I am what you might call a hard-work-and-long-hours professional. whose earnings reflect 30 years of slow and steady career development. I came from very modest family circumstances, working my way through college and graduate school without parental help, generously helped by government and private loans and grants. For nearly twenty years, I have owned a small consulting business - well, micro, as it is just me - and while the first decade had its ups and downs, more recent years have been very successful. My husband Bert has also slowly but surely grown his earnings through long hours and hard work, although in his case it’s been through employment, not self-employment.

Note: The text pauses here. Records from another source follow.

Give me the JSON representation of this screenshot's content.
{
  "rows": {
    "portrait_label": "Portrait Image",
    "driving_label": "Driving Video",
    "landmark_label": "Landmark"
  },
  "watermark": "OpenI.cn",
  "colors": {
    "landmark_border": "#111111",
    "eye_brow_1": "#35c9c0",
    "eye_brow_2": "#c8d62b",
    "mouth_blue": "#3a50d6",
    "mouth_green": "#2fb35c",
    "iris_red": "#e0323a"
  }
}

Like many of our generation (I am 54 years old) Bert and I had hoped this final decade or so prior to retirement would be our best wealth-guiding years. With our children’s college education behind us, we were on track to begin moving our retirement accounts away from market risk, and focusing our late-working-career earnings into additional savings during our countdown to retirement. Unfortunately, we are now seeing the fruit of our work and savings shrink like a forgotten apple in the back of the fridge. The only thing growing in those retirement accounts is anxiety.
We no longer have confidence to predict a comfortable retirement, and we must cast aside any notion of an orderly exit from market risk, as it would be financial suicide to bail out of stock-baed investments today. And, like many others, we were severely hampered in our ability to redouble efforts to bolster our savings from current earnings. In our case, it is a particularly difficult current earnings scenario. I develop and teach seminars to train commercial loan officers, and as you might imagine, banks have stopped sending money on training. Bert’s job is by no means assured, either. Our 2009 income may fall below your high-income, tax-increase threshold. But when incomes rebound in 2010 or 2011, our likely higher tax rate will hamper efforts to restore lost retirement funds during the decade that will count the most. I’ll see particularly high taxes if your plan includes raising self-employment taxes as well as income taxes.
So, we have a trifecta of trauma: decimated retirement funds + extended exposure to pre-retirement market risk + reduced current income to re-build, especially if higher taxes further reduce replacement savings.
When Joe the Plumber was on every news anchor’s lips, I supported your statement that the more fortunate among us need to share the wealth. I still believe that. I canvassed door-to-door for your campaign, and I donated to it. I believed in your candidacy, and I believe in your stimulus package today. However, please think carefully about the extent of tax increases at this time. The stimulus packed will help restore the economy. But as your work to simultaneously reduce the budget deficit, please keep in mind that we and others like us also need a fair chance to close the gap on what you might call our retirement deficit. Tax if you must, but with due knowledge of and care for those whose circumstances may not be as ‘wealthy’ as tax tables suggest. Restrict the deficit reduction plan to moderate tax increases that all us to both rebuild our lost retirement assets and return to making the kind of consumer purchases and business investments that support the immediate need for economic recovery.
Thank you for considering my perspectives, and sincerest best wishes in accomplishing your near-term and longer range objectives for our country.